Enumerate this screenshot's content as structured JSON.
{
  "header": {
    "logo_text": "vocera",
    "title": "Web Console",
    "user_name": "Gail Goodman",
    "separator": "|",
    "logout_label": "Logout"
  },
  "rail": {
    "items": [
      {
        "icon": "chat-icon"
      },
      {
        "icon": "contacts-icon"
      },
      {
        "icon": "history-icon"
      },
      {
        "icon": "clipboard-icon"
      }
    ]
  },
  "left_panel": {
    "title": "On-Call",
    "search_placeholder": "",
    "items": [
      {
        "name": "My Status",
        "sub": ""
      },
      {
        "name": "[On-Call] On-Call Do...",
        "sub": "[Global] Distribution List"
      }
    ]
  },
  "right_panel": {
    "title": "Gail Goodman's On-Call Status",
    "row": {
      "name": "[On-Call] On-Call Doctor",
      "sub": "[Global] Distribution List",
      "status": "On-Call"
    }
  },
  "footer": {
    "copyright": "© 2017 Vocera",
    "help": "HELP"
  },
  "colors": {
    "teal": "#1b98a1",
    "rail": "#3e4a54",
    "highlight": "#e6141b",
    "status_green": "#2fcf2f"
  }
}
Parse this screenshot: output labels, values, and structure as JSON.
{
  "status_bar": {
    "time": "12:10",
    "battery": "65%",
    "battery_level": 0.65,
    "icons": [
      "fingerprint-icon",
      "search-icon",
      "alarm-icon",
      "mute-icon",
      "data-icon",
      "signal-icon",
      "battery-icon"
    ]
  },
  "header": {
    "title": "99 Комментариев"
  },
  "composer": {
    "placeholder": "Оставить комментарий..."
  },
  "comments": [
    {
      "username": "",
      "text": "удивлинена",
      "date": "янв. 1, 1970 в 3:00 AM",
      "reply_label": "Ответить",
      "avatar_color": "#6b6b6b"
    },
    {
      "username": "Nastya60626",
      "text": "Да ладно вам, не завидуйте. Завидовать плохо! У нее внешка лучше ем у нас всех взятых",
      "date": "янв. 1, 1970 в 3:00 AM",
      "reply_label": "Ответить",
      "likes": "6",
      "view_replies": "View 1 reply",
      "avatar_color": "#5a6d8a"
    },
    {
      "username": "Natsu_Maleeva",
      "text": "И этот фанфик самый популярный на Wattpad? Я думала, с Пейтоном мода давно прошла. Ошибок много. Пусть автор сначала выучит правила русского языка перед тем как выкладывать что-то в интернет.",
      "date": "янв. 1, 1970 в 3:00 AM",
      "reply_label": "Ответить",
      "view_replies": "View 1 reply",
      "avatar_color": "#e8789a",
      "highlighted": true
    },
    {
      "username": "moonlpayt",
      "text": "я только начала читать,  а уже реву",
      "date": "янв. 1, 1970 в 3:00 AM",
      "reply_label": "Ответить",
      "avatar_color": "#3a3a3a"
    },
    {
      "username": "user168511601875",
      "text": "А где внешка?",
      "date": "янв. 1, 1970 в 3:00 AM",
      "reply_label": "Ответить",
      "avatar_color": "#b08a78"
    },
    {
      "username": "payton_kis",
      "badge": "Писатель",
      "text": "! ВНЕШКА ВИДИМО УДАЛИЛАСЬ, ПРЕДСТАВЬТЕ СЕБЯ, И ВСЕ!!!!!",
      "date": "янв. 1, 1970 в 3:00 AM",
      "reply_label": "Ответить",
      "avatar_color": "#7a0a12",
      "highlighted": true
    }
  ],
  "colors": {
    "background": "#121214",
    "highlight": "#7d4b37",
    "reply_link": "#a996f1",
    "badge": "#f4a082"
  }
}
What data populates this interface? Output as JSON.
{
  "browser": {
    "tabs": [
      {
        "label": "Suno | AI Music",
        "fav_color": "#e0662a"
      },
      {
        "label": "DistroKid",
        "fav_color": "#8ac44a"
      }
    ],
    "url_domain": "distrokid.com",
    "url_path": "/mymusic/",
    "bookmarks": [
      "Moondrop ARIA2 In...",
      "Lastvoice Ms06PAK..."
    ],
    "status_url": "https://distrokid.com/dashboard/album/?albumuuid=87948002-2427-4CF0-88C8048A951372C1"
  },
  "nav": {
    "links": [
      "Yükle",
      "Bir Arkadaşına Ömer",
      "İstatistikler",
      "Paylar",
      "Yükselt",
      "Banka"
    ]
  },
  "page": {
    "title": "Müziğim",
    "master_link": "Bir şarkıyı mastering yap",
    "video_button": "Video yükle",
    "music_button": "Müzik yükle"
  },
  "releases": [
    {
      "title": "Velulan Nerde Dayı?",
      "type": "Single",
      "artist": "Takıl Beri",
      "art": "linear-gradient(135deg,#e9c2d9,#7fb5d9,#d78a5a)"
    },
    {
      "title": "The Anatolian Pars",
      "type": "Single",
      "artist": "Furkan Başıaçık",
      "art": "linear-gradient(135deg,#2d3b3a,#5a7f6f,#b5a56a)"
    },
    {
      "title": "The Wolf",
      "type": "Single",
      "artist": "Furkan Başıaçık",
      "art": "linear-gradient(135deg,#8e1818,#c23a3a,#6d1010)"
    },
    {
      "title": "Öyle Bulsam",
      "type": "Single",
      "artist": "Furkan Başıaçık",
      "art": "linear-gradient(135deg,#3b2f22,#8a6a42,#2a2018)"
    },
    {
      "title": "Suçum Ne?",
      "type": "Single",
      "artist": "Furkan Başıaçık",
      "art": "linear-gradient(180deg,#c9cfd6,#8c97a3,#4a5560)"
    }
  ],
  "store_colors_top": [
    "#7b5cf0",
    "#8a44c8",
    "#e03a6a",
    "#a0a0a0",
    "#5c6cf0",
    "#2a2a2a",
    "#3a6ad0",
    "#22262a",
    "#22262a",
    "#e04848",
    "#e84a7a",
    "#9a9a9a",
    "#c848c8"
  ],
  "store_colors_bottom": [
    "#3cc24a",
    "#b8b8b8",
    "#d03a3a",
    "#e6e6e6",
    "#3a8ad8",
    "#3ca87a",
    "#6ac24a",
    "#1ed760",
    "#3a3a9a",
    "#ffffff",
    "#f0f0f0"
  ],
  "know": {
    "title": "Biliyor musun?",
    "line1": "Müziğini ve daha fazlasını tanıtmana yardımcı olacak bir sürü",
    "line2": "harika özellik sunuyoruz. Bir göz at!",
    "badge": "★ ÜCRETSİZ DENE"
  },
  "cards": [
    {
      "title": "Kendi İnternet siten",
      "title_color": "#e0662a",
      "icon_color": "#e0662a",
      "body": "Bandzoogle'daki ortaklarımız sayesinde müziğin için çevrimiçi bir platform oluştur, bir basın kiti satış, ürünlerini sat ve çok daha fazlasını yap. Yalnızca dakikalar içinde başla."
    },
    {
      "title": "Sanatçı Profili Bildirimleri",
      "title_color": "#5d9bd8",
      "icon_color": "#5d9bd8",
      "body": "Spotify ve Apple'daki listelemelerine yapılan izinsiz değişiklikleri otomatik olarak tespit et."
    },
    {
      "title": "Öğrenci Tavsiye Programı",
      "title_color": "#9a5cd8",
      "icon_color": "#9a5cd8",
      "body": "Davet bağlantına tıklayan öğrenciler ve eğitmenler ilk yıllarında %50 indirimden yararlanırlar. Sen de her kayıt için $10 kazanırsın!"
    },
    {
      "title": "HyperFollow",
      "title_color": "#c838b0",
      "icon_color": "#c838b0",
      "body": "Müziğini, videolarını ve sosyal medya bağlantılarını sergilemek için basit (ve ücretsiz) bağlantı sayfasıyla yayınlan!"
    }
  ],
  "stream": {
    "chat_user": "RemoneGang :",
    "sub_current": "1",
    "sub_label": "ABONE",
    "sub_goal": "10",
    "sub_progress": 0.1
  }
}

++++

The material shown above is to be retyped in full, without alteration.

#### OUTPUT OF THE EXERCISE:
Enumerate this screenshot's content as structured JSON.
{
  "header": {
    "logo_text": "vocera",
    "title": "Web Console",
    "user_name": "Gail Goodman",
    "separator": "|",
    "logout_label": "Logout"
  },
  "rail": {
    "items": [
      {
        "icon": "chat-icon"
      },
      {
        "icon": "contacts-icon"
      },
      {
        "icon": "history-icon"
      },
      {
        "icon": "clipboard-icon"
      }
    ]
  },
  "left_panel": {
    "title": "On-Call",
    "search_placeholder": "",
    "items": [
      {
        "name": "My Status",
        "sub": ""
      },
      {
        "name": "[On-Call] On-Call Do...",
        "sub": "[Global] Distribution List"
      }
    ]
  },
  "right_panel": {
    "title": "Gail Goodman's On-Call Status",
    "row": {
      "name": "[On-Call] On-Call Doctor",
      "sub": "[Global] Distribution List",
      "status": "On-Call"
    }
  },
  "footer": {
    "copyright": "© 2017 Vocera",
    "help": "HELP"
  },
  "colors": {
    "teal": "#1b98a1",
    "rail": "#3e4a54",
    "highlight": "#e6141b",
    "status_green": "#2fcf2f"
  }
}
Parse this screenshot: output labels, values, and structure as JSON.
{
  "status_bar": {
    "time": "12:10",
    "battery": "65%",
    "battery_level": 0.65,
    "icons": [
      "fingerprint-icon",
      "search-icon",
      "alarm-icon",
      "mute-icon",
      "data-icon",
      "signal-icon",
      "battery-icon"
    ]
  },
  "header": {
    "title": "99 Комментариев"
  },
  "composer": {
    "placeholder": "Оставить комментарий..."
  },
  "comments": [
    {
      "username": "",
      "text": "удивлинена",
      "date": "янв. 1, 1970 в 3:00 AM",
      "reply_label": "Ответить",
      "avatar_color": "#6b6b6b"
    },
    {
      "username": "Nastya60626",
      "text": "Да ладно вам, не завидуйте. Завидовать плохо! У нее внешка лучше ем у нас всех взятых",
      "date": "янв. 1, 1970 в 3:00 AM",
      "reply_label": "Ответить",
      "likes": "6",
      "view_replies": "View 1 reply",
      "avatar_color": "#5a6d8a"
    },
    {
      "username": "Natsu_Maleeva",
      "text": "И этот фанфик самый популярный на Wattpad? Я думала, с Пейтоном мода давно прошла. Ошибок много. Пусть автор сначала выучит правила русского языка перед тем как выкладывать что-то в интернет.",
      "date": "янв. 1, 1970 в 3:00 AM",
      "reply_label": "Ответить",
      "view_replies": "View 1 reply",
      "avatar_color": "#e8789a",
      "highlighted": true
    },
    {
      "username": "moonlpayt",
      "text": "я только начала читать,  а уже реву",
      "date": "янв. 1, 1970 в 3:00 AM",
      "reply_label": "Ответить",
      "avatar_color": "#3a3a3a"
    },
    {
      "username": "user168511601875",
      "text": "А где внешка?",
      "date": "янв. 1, 1970 в 3:00 AM",
      "reply_label": "Ответить",
      "avatar_color": "#b08a78"
    },
    {
      "username": "payton_kis",
      "badge": "Писатель",
      "text": "! ВНЕШКА ВИДИМО УДАЛИЛАСЬ, ПРЕДСТАВЬТЕ СЕБЯ, И ВСЕ!!!!!",
      "date": "янв. 1, 1970 в 3:00 AM",
      "reply_label": "Ответить",
      "avatar_color": "#7a0a12",
      "highlighted": true
    }
  ],
  "colors": {
    "background": "#121214",
    "highlight": "#7d4b37",
    "reply_link": "#a996f1",
    "badge": "#f4a082"
  }
}
What data populates this interface? Output as JSON.
{
  "browser": {
    "tabs": [
      {
        "label": "Suno | AI Music",
        "fav_color": "#e0662a"
      },
      {
        "label": "DistroKid",
        "fav_color": "#8ac44a"
      }
    ],
    "url_domain": "distrokid.com",
    "url_path": "/mymusic/",
    "bookmarks": [
      "Moondrop ARIA2 In...",
      "Lastvoice Ms06PAK..."
    ],
    "status_url": "https://distrokid.com/dashboard/album/?albumuuid=87948002-2427-4CF0-88C8048A951372C1"
  },
  "nav": {
    "links": [
      "Yükle",
      "Bir Arkadaşına Ömer",
      "İstatistikler",
      "Paylar",
      "Yükselt",
      "Banka"
    ]
  },
  "page": {
    "title": "Müziğim",
    "master_link": "Bir şarkıyı mastering yap",
    "video_button": "Video yükle",
    "music_button": "Müzik yükle"
  },
  "releases": [
    {
      "title": "Velulan Nerde Dayı?",
      "type": "Single",
      "artist": "Takıl Beri",
      "art": "linear-gradient(135deg,#e9c2d9,#7fb5d9,#d78a5a)"
    },
    {
      "title": "The Anatolian Pars",
      "type": "Single",
      "artist": "Furkan Başıaçık",
      "art": "linear-gradient(135deg,#2d3b3a,#5a7f6f,#b5a56a)"
    },
    {
      "title": "The Wolf",
      "type": "Single",
      "artist": "Furkan Başıaçık",
      "art": "linear-gradient(135deg,#8e1818,#c23a3a,#6d1010)"
    },
    {
      "title": "Öyle Bulsam",
      "type": "Single",
      "artist": "Furkan Başıaçık",
      "art": "linear-gradient(135deg,#3b2f22,#8a6a42,#2a2018)"
    },
    {
      "title": "Suçum Ne?",
      "type": "Single",
      "artist": "Furkan Başıaçık",
      "art": "linear-gradient(180deg,#c9cfd6,#8c97a3,#4a5560)"
    }
  ],
  "store_colors_top": [
    "#7b5cf0",
    "#8a44c8",
    "#e03a6a",
    "#a0a0a0",
    "#5c6cf0",
    "#2a2a2a",
    "#3a6ad0",
    "#22262a",
    "#22262a",
    "#e04848",
    "#e84a7a",
    "#9a9a9a",
    "#c848c8"
  ],
  "store_colors_bottom": [
    "#3cc24a",
    "#b8b8b8",
    "#d03a3a",
    "#e6e6e6",
    "#3a8ad8",
    "#3ca87a",
    "#6ac24a",
    "#1ed760",
    "#3a3a9a",
    "#ffffff",
    "#f0f0f0"
  ],
  "know": {
    "title": "Biliyor musun?",
    "line1": "Müziğini ve daha fazlasını tanıtmana yardımcı olacak bir sürü",
    "line2": "harika özellik sunuyoruz. Bir göz at!",
    "badge": "★ ÜCRETSİZ DENE"
  },
  "cards": [
    {
      "title": "Kendi İnternet siten",
      "title_color": "#e0662a",
      "icon_color": "#e0662a",
      "body": "Bandzoogle'daki ortaklarımız sayesinde müziğin için çevrimiçi bir platform oluştur, bir basın kiti satış, ürünlerini sat ve çok daha fazlasını yap. Yalnızca dakikalar içinde başla."
    },
    {
      "title": "Sanatçı Profili Bildirimleri",
      "title_color": "#5d9bd8",
      "icon_color": "#5d9bd8",
      "body": "Spotify ve Apple'daki listelemelerine yapılan izinsiz değişiklikleri otomatik olarak tespit et."
    },
    {
      "title": "Öğrenci Tavsiye Programı",
      "title_color": "#9a5cd8",
      "icon_color": "#9a5cd8",
      "body": "Davet bağlantına tıklayan öğrenciler ve eğitmenler ilk yıllarında %50 indirimden yararlanırlar. Sen de her kayıt için $10 kazanırsın!"
    },
    {
      "title": "HyperFollow",
      "title_color": "#c838b0",
      "icon_color": "#c838b0",
      "body": "Müziğini, videolarını ve sosyal medya bağlantılarını sergilemek için basit (ve ücretsiz) bağlantı sayfasıyla yayınlan!"
    }
  ],
  "stream": {
    "chat_user": "RemoneGang :",
    "sub_current": "1",
    "sub_label": "ABONE",
    "sub_goal": "10",
    "sub_progress": 0.1
  }
}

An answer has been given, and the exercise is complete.